Ransomware incidents at schools are on the rise, according to Levin. In these attacks, malware encrypts in a school’s devices and computer files and prevents access, shutting down computer networks. The criminals charge an extortion fee to unlock the files. Sometimes it’s unclear if criminals are just scrambling the data or if they’re also seeing the data. More recently, criminal groups have been stealing data before they activate the ransomware. Then, they threaten to make the student data public to persuade the school to pay. In recent months, Las Vegas; Fairfax, Virginia, and Toledo, Ohio have been hit with ransomware schemes like this. Even when school districts avoid paying an extortion fee, “large amounts of very sensitive data have now been dumped online,” said Levin.
In one 2017 incident, hackers threatened to release student Social Security numbers, phone numbers and addresses unless a small school district in Columbia Falls, Montana paid them a ransom. The criminal group had even hacked the school’s security cameras and could watch their every move. “That’s what I would consider the nightmare scenario,” said Levin.
Hundreds of companies are peddling protection against viruses and malware to districts. And they’re hyping worries about malicious cyber attacks to fuel their business. But their services are expensive and they drain precious education dollars away from teaching. These solutions do little to address the cause of the most common or biggest breaches: through staff mistakes or outside vendors.
We still don’t know the extent of the leaks. The GAO report wasn’t a thorough survey of data breaches at schools but an analysis of press clippings. We can’t come up with good solutions until we get a better handle on the source of the problem.

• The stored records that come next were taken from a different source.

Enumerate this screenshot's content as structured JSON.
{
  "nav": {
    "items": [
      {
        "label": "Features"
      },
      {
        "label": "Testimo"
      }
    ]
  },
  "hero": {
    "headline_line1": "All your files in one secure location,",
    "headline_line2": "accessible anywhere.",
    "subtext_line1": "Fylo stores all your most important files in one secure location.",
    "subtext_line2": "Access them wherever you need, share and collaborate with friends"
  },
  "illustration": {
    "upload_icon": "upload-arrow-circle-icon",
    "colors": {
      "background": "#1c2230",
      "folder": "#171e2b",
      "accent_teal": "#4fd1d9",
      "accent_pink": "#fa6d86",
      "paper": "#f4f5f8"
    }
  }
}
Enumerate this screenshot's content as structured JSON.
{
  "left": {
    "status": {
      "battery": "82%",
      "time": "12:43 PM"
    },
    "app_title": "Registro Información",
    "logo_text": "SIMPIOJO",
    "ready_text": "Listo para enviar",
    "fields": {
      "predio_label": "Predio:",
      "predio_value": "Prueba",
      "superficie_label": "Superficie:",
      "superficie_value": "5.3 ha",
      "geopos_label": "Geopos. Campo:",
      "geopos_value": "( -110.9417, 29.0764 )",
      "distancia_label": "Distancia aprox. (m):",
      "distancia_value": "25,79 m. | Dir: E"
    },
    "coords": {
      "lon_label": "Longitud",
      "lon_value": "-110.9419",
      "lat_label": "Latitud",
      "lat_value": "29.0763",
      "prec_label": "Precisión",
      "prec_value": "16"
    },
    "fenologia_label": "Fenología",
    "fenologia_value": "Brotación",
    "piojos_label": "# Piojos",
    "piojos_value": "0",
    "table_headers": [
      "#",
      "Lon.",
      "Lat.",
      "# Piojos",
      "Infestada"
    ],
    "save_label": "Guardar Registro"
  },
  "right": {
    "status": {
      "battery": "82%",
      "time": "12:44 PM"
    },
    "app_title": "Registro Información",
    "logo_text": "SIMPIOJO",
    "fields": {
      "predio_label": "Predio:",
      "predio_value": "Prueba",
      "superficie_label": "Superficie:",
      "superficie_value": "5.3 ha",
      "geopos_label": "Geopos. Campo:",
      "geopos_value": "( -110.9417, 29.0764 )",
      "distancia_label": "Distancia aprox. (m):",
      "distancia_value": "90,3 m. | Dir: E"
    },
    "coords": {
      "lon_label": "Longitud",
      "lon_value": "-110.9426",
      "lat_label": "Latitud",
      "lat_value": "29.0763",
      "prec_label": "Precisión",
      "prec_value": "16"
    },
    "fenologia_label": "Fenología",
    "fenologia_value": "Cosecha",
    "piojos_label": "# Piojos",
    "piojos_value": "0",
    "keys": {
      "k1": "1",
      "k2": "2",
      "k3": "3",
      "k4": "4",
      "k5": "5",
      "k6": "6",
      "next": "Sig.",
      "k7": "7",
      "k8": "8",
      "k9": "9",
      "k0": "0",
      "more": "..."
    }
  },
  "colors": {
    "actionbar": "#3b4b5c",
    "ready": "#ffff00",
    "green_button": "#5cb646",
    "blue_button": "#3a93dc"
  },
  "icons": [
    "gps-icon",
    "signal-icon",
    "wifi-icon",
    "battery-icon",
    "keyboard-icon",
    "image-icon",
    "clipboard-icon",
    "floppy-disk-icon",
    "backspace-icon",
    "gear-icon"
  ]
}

For now, a good first step would be to update student data privacy laws, not only to keep student information hidden, but also to require the reporting of breaches so that we can prevent them. Our students deserve that.
This story about school data breaches was written by Jill Barshay and produced by The Hechinger Report, a nonprofit, independent news organization focused on inequality and innovation in education. Sign up for the Hechinger newsletter.